In a nutshell, the 5.56 NATO has—by design—almost twice the leade that the .223 Rem. does. So, a cartridge designed for a long bullet jump, or leade, which is fired out of a chamber with a shorter leade—as is the case when firing 5.56 NATO ammunition out of a .223 Rem. chamber—can result in a fast and dangerous pressure spike. Again, firing lower pressure .223 Rem. ammo from a 5.56 NATO chamber is no issue, but firing higher pressure 5.56 NATO ammo from a .223 Rem. chamber es no bueno.
Looking at the actual case dimensions, there will be no discernible differences, even when looking at the SAAMI specifications, or for the dimensions of the reloading dies for the pair of cartridges. Yet, there are subtle differences.
Initially, the first dimension that will be different is the wall thickness of the brass. As is the case with most military cartridges, the military 5.56 NATO case will tend to have thicker walls, resulting in less case capacity, and a correlatively higher pressure, if the same powder charge is used. If the exterior dimensions are identical, a thicker wall dimension must result in a smaller interior volume. That can and will pose a problem for those who reload their ammunition; I highly recommend segregating the cases and treating them differently.
Secondly, the 5.56 NATO was bred for war, while the .223 Rem. was released to the civilian population. The two must be looked at in the same manner as the 7x57 Mauser or .257 Roberts; the ammunition designed for the older rifles is of lower pressure limits, yet there is a +P, or higher pressure limit, series of ammunition. The .223 Rem. ammunition is the lower pressure limit, and the 5.56 NATO is the +P version. Though the pressure is higher for the 5.56 NATO, the U.S. military gave it a chamber that would allow for a bit of slop, if you will, to ensure that it would operate in the worst conditions. Put that ammo in a tight chamber, and you have the potential for disaster.
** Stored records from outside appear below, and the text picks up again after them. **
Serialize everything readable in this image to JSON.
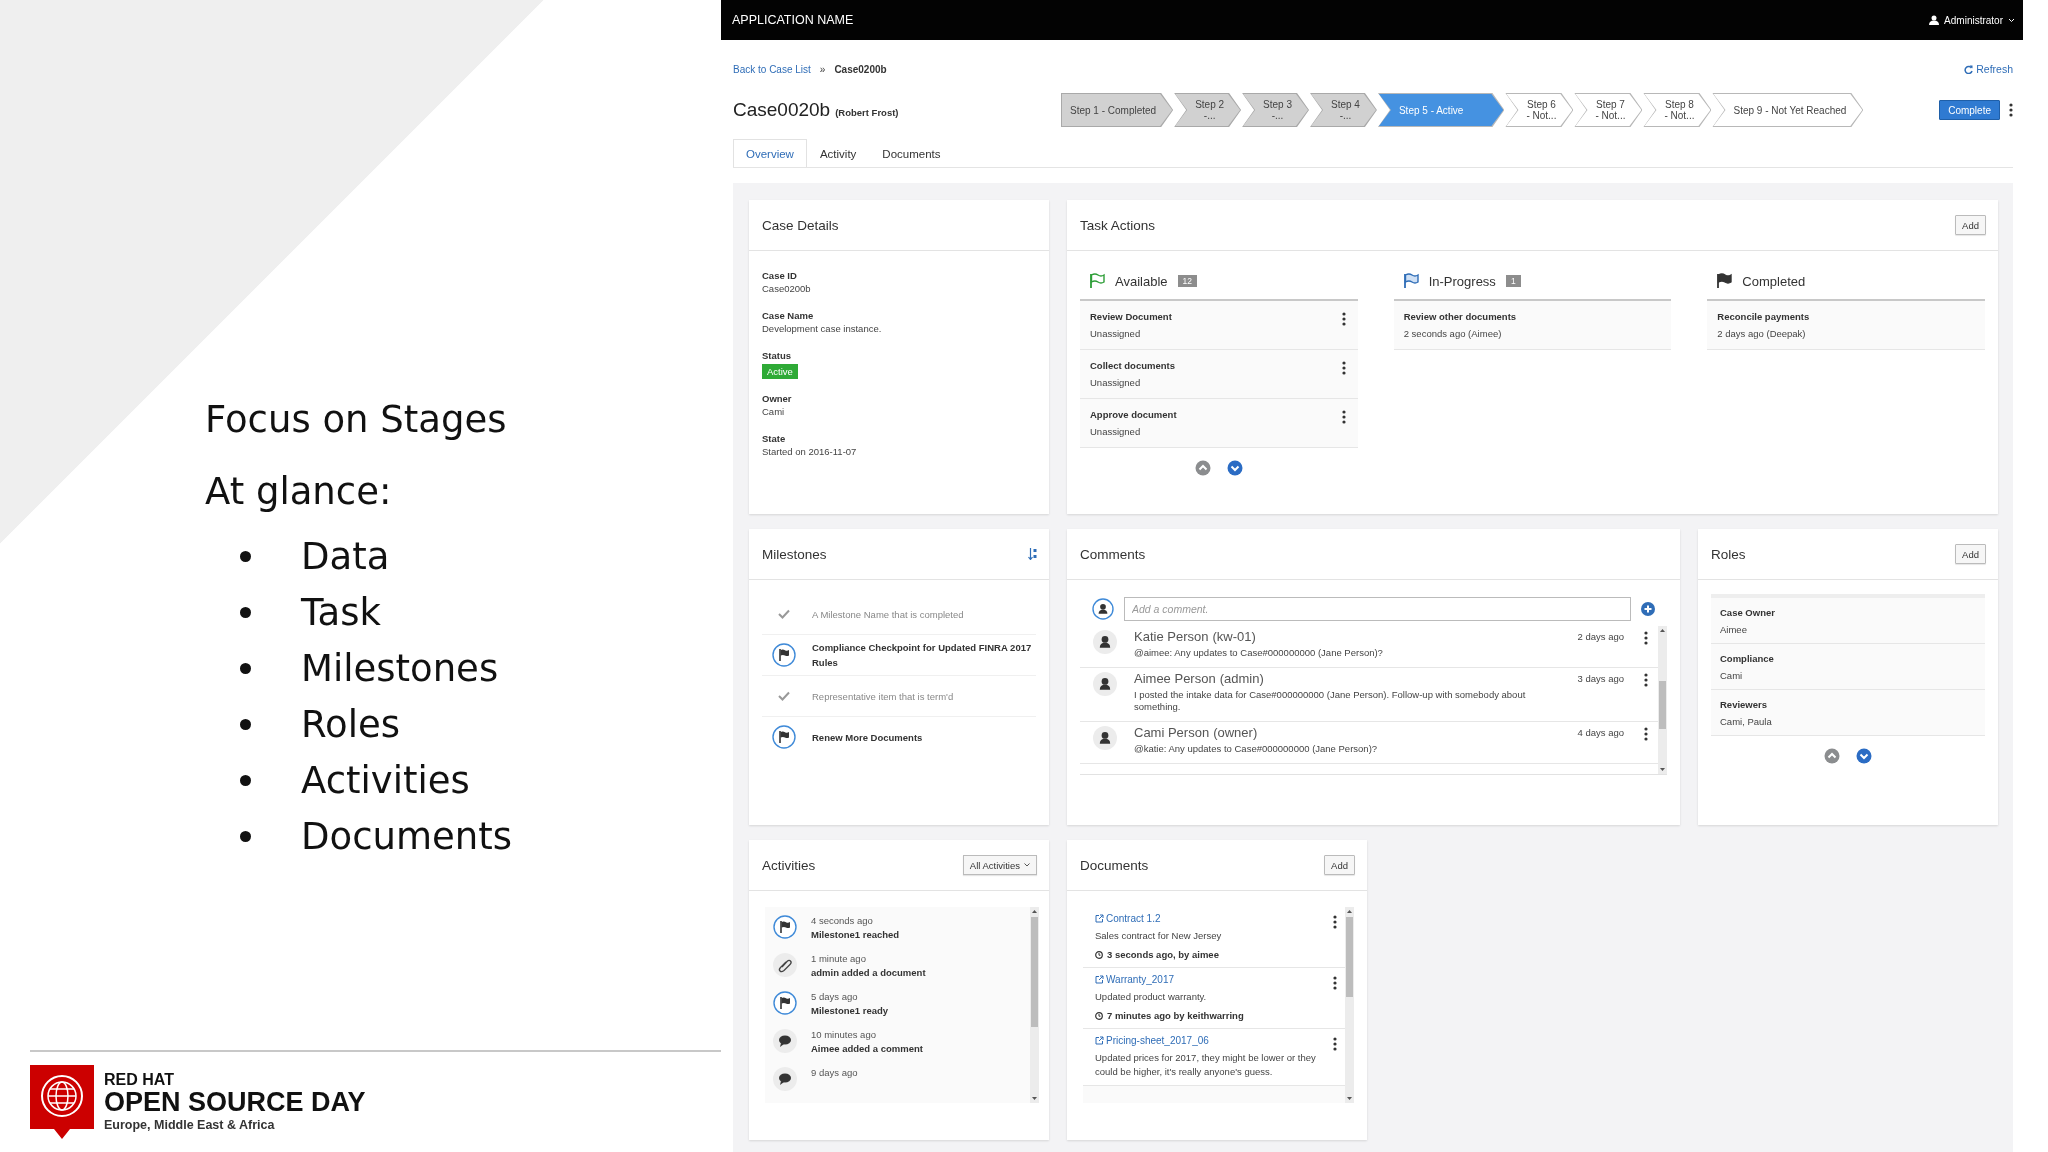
{
  "slide": {
    "heading": "Focus on Stages",
    "subheading": "At glance:",
    "bullets": [
      "Data",
      "Task",
      "Milestones",
      "Roles",
      "Activities",
      "Documents"
    ],
    "footer": {
      "brand": "RED HAT",
      "event": "OPEN SOURCE DAY",
      "region": "Europe, Middle East & Africa"
    }
  },
  "app": {
    "title": "APPLICATION NAME",
    "user": "Administrator"
  },
  "breadcrumb": {
    "link": "Back to Case List",
    "separator": "»",
    "current": "Case0200b"
  },
  "refresh": "Refresh",
  "case": {
    "title": "Case0020b",
    "owner": "(Robert Frost)"
  },
  "stages": [
    {
      "label": "Step 1 - Completed",
      "completed": true,
      "active": false
    },
    {
      "label": "Step 2\n-...",
      "completed": true,
      "active": false
    },
    {
      "label": "Step 3\n-...",
      "completed": true,
      "active": false
    },
    {
      "label": "Step 4\n-...",
      "completed": true,
      "active": false
    },
    {
      "label": "Step 5 - Active",
      "completed": false,
      "active": true
    },
    {
      "label": "Step 6\n- Not...",
      "completed": false,
      "active": false
    },
    {
      "label": "Step 7\n- Not...",
      "completed": false,
      "active": false
    },
    {
      "label": "Step 8\n- Not...",
      "completed": false,
      "active": false
    },
    {
      "label": "Step 9 - Not Yet Reached",
      "completed": false,
      "active": false
    }
  ],
  "complete_button": "Complete",
  "tabs": [
    {
      "label": "Overview",
      "selected": true
    },
    {
      "label": "Activity",
      "selected": false
    },
    {
      "label": "Documents",
      "selected": false
    }
  ],
  "case_details": {
    "title": "Case Details",
    "fields": [
      {
        "label": "Case ID",
        "value": "Case0200b",
        "kind": "text"
      },
      {
        "label": "Case Name",
        "value": "Development case instance.",
        "kind": "text"
      },
      {
        "label": "Status",
        "value": "Active",
        "kind": "badge"
      },
      {
        "label": "Owner",
        "value": "Cami",
        "kind": "text"
      },
      {
        "label": "State",
        "value": "Started on 2016-11-07",
        "kind": "text"
      }
    ]
  },
  "task_actions": {
    "title": "Task Actions",
    "add_button": "Add",
    "lanes": [
      {
        "title": "Available",
        "count": "12",
        "kind": "available",
        "items": [
          {
            "title": "Review Document",
            "subtitle": "Unassigned",
            "menu": true
          },
          {
            "title": "Collect documents",
            "subtitle": "Unassigned",
            "menu": true
          },
          {
            "title": "Approve document",
            "subtitle": "Unassigned",
            "menu": true
          }
        ],
        "pager": {
          "previous_disabled": true,
          "next_disabled": false
        }
      },
      {
        "title": "In-Progress",
        "count": "1",
        "kind": "in_progress",
        "items": [
          {
            "title": "Review other documents",
            "subtitle": "2 seconds ago (Aimee)",
            "menu": false
          }
        ]
      },
      {
        "title": "Completed",
        "kind": "completed",
        "items": [
          {
            "title": "Reconcile payments",
            "subtitle": "2 days ago (Deepak)",
            "menu": false
          }
        ]
      }
    ]
  },
  "milestones": {
    "title": "Milestones",
    "items": [
      {
        "text": "A Milestone Name that is completed",
        "completed": true
      },
      {
        "text": "Compliance Checkpoint for Updated FINRA 2017 Rules",
        "completed": false
      },
      {
        "text": "Representative item that is term'd",
        "completed": true
      },
      {
        "text": "Renew More Documents",
        "completed": false
      }
    ]
  },
  "comments": {
    "title": "Comments",
    "placeholder": "Add a comment.",
    "items": [
      {
        "author": "Katie Person",
        "role": "(kw-01)",
        "time": "2 days ago",
        "text": "@aimee: Any updates to Case#000000000 (Jane Person)?"
      },
      {
        "author": "Aimee Person",
        "role": "(admin)",
        "time": "3 days ago",
        "text": "I posted the intake data for Case#000000000 (Jane Person). Follow-up with somebody about something."
      },
      {
        "author": "Cami Person",
        "role": "(owner)",
        "time": "4 days ago",
        "text": "@katie: Any updates to Case#000000000 (Jane Person)?"
      }
    ]
  },
  "roles": {
    "title": "Roles",
    "add_button": "Add",
    "items": [
      {
        "role": "Case Owner",
        "members": "Aimee"
      },
      {
        "role": "Compliance",
        "members": "Cami"
      },
      {
        "role": "Reviewers",
        "members": "Cami, Paula"
      }
    ],
    "pager": {
      "previous_disabled": true,
      "next_disabled": false
    }
  },
  "activities": {
    "title": "Activities",
    "filter": "All Activities",
    "items": [
      {
        "time": "4 seconds ago",
        "text": "Milestone1 reached",
        "kind": "milestone"
      },
      {
        "time": "1 minute ago",
        "text": "admin added a document",
        "kind": "document"
      },
      {
        "time": "5 days ago",
        "text": "Milestone1 ready",
        "kind": "milestone"
      },
      {
        "time": "10 minutes ago",
        "text": "Aimee added a comment",
        "kind": "comment"
      },
      {
        "time": "9 days ago",
        "kind": "comment"
      }
    ]
  },
  "documents": {
    "title": "Documents",
    "add_button": "Add",
    "items": [
      {
        "name": "Contract 1.2",
        "description": "Sales contract for New Jersey",
        "meta": "3 seconds ago, by aimee"
      },
      {
        "name": "Warranty_2017",
        "description": "Updated product warranty.",
        "meta": "7 minutes ago by keithwarring"
      },
      {
        "name": "Pricing-sheet_2017_06",
        "description": "Updated prices for 2017, they might be lower or they could be higher, it's really anyone's guess."
      }
    ]
  }
}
I’ve found that firing .223 Rem. ammunition from a 5.56 NATO chamber will—generally speaking—result in a slight accuracy degradation, though I’ve met a couple of rifles that weren’t told this should be the case. I personally attribute the larger group sizes to the larger leade and correlative bullet jump. Barrels and chambers are funny like that; some are drastically affected and others are not. The difference in freebore length—usually 0.0566 inch for the 5.56 NATO and 0.025 inch for the .223 Rem.—has much the same effect as radically changing the bullet seating depth in handloaded ammunition: pressures change. Some barrels can deal with the change, other cannot.
I wish the powers that were had decided on one universal design, so as to avoid the confusion that has developed from having two names—and power levels—for the same cartridge, but alas, we are left to deal with the mess. If you already own one or the other, please take note of this information. If you’re shopping for a rifle chambered for one of these cartridges, may this enlighten you before you make your purchase. Both the 5.56 NATO and .223 Rem. are sound designs, yet they are not one and the same. Forewarned is forearmed, so make your decision accordingly.
While for those who prefer a bolt-action rifle, there is no problem firing .223 Rem. ammunition from a chamber marked for 5.56 NATO; yet the AR-15 shooters may find that some rifles are set up to perform with the higher recoil level and pressure levels of the hotter 5.56 NATO ammo. I have seen instances where those rifles chambered for 5.56 NATO with heavier springs won’t reliably extract and feed .223 Rem. ammo; there simply isn’t enough oomph to properly cycle the rifle.